Tightly plotted with reliably clear and occasionally exciting art, it is first and foremost a fun and engaging bit of space opera. The idea of the Avengers going into space to battle aliens whose war endangers the planet is simply pure comic book fun, and the kind of story that should feature characters referred to collectively as “Earth’s Mightiest Heroes” (it is, of course, at the heart of the “Kree-Skrull War” as well). But by taking advantage of the trappings of its time, it elevates that core idea. The “family” of titles tying in gives the story room to breathe and develop, while the more overt hand of editorial helps coordinate the story and ensure that the creators, while each doing their own thing, are still contributing to the larger Ur-narrative as the crossover progresses. By building the story around the question of what it means to be an Avenger in light of the group’s by-then nearly thirty year history and in the context of industry trends which questioned whether the appetite still existed for stories featuring the kind of traditionally heroic values the Avengers had long espoused, the creative team imbues it with a sense of history and thematic relevance lacking in previous entries of the genre.

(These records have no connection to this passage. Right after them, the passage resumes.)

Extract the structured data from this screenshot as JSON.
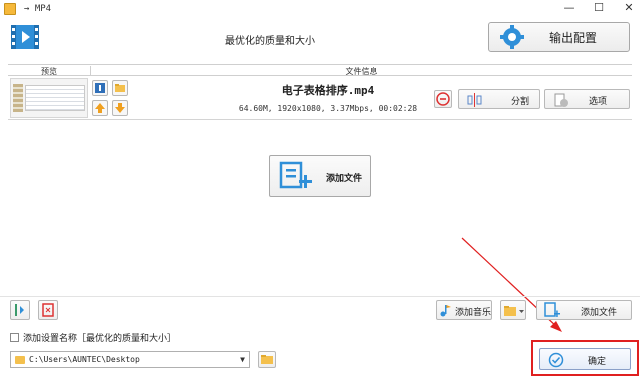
{
  "window": {
    "title": "→ MP4"
  },
  "header": {
    "preset_title": "最优化的质量和大小",
    "output_config_label": "输出配置"
  },
  "table": {
    "columns": [
      "预览",
      "文件信息"
    ],
    "rows": [
      {
        "filename": "电子表格排序.mp4",
        "info": "64.60M, 1920x1080, 3.37Mbps, 00:02:28"
      }
    ]
  },
  "row_actions": {
    "split_label": "分割",
    "options_label": "选项"
  },
  "center": {
    "add_file_label": "添加文件"
  },
  "toolbar": {
    "add_music_label": "添加音乐",
    "add_file_label": "添加文件"
  },
  "bottom": {
    "add_preset_name_label": "添加设置名称［最优化的质量和大小］",
    "output_path": "C:\\Users\\AUNTEC\\Desktop",
    "ok_label": "确定"
  },
  "colors": {
    "accent": "#2f8fd8",
    "highlight": "#e02020",
    "folder": "#f4c04d"
  }
}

It’s easy to look at the nineteen parts of “Operation: Galactic Storm” and its tie-in issues from solo books headlined by characters like Wonder Man and Quasar, stalwart team players who nevertheless wouldn’t likely have their own series in anything but a booming market, and write the whole thing off as another example of crass 90s commercialism, an attempt to goose sales by forcing fans to buy every possible Avengers book in order to get the whole story. It’s certainly impossible to separate the story from the circumstances of the era in which it was published. Yet at the same time, those circumstances also help elevate the story beyond the commercial interests (which certainly were a factor in its creation). To call “Operation: Galactic Storm” just another example of 90s glut is to do it a disservice and ignore what is one of the finest examples of a cosmic Avengers tale, one on par with – or even exceeding – many of the older and more critically-acclaimed entrants in that subgenre. It is a crossover, but one which still tells an entertaining story while also grappling with the notion of what it means to be an Avenger – to be a superhero – in the 1990s.